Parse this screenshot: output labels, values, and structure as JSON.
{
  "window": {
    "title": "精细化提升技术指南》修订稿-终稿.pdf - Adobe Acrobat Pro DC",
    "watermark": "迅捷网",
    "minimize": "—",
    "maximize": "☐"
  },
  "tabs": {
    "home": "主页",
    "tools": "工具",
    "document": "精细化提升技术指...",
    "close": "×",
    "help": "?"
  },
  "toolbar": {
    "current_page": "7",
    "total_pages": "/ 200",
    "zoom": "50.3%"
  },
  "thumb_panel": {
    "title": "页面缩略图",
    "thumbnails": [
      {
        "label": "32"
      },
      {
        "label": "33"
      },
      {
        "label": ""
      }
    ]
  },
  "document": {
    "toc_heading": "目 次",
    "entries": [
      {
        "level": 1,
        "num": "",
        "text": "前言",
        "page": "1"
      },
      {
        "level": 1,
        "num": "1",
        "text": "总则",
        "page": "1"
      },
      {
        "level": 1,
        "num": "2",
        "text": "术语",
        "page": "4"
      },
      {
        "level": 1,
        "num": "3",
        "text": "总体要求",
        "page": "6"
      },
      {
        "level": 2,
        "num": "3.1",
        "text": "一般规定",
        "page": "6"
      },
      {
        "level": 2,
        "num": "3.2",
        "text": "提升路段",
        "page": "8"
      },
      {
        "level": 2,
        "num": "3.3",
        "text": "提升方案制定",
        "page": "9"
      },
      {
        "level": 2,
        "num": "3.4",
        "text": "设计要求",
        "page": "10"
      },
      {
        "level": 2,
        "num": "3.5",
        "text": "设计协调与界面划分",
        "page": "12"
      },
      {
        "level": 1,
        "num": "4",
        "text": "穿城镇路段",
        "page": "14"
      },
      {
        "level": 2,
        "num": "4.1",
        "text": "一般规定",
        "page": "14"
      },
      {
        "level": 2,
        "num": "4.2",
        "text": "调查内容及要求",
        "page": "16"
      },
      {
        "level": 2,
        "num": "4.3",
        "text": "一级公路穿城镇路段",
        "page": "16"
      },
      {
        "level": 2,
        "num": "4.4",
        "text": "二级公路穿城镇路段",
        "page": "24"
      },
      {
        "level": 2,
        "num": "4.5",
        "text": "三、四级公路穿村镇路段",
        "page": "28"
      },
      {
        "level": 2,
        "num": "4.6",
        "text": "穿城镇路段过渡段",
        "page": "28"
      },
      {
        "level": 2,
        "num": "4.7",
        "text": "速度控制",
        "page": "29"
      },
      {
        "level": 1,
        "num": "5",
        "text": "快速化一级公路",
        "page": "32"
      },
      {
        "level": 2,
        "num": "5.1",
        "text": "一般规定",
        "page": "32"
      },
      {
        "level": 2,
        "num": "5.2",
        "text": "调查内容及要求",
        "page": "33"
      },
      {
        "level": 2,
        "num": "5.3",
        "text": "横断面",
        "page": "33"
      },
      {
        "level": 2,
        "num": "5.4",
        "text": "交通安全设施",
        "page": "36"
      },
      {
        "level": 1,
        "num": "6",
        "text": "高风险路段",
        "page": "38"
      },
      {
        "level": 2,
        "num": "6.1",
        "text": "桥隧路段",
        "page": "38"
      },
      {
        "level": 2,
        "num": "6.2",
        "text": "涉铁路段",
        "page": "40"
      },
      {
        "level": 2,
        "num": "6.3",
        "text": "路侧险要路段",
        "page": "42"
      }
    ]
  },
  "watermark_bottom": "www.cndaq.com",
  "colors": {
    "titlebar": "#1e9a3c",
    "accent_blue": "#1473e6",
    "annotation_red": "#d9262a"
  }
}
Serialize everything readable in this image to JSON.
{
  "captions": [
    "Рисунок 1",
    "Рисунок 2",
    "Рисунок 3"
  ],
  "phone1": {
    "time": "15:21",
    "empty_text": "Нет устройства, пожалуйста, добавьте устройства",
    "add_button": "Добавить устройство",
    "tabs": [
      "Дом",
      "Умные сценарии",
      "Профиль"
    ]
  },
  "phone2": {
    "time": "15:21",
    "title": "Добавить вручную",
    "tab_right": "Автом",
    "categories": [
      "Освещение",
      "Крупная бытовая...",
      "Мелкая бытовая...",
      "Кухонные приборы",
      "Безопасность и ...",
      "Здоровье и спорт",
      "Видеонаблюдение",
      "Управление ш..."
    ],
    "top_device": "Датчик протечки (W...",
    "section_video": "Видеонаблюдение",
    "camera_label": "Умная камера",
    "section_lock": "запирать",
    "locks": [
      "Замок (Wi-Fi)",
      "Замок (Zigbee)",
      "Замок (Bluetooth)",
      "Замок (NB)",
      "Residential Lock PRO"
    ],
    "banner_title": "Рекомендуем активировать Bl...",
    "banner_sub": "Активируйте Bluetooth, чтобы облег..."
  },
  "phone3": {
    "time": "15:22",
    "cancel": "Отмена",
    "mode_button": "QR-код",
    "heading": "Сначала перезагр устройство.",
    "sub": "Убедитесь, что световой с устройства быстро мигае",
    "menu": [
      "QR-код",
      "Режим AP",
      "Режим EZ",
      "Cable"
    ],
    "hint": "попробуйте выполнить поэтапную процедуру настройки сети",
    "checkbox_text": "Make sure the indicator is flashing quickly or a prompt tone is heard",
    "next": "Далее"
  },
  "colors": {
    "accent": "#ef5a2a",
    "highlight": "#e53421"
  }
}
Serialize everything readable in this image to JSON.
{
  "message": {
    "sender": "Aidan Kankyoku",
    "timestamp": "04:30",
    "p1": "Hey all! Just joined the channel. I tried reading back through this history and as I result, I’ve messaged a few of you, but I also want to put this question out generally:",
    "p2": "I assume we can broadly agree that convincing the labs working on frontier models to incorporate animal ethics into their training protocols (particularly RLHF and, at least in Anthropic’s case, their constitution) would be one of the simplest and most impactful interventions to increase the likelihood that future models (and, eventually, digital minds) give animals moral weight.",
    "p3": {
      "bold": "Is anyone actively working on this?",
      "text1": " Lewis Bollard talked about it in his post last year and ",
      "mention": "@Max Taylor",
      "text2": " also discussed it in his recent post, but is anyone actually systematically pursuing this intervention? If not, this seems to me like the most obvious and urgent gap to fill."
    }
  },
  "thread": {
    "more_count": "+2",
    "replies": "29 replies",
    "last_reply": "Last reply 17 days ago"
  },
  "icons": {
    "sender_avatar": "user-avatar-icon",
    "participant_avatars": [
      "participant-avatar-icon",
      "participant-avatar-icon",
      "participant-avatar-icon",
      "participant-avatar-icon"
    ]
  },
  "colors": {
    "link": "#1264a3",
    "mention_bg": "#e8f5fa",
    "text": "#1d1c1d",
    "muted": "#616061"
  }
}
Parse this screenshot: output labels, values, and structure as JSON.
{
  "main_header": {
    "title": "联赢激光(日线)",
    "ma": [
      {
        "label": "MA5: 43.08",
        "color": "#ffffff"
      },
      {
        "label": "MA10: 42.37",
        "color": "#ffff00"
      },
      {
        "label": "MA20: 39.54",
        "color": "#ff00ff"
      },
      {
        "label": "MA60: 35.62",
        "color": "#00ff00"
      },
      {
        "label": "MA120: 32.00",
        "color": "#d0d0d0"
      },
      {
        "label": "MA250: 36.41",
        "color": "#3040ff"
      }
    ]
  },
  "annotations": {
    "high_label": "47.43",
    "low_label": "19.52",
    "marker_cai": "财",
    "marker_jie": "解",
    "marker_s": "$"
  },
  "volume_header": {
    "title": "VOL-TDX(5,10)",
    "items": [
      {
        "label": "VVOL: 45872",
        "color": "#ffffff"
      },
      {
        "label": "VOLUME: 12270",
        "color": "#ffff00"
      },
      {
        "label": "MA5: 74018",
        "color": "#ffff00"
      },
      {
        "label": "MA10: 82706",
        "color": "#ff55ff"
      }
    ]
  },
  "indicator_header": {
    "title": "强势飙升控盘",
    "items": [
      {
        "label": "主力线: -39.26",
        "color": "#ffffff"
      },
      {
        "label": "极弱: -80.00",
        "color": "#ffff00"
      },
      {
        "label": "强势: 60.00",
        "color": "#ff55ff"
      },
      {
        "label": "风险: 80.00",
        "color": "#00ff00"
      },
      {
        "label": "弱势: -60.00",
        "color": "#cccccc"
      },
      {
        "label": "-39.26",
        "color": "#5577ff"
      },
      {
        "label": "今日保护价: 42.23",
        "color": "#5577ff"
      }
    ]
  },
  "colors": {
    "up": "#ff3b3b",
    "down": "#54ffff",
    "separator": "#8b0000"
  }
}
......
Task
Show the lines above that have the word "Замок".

Expected answer
      "Замок (Wi-Fi)",
      "Замок (Zigbee)",
      "Замок (Bluetooth)",
      "Замок (NB)",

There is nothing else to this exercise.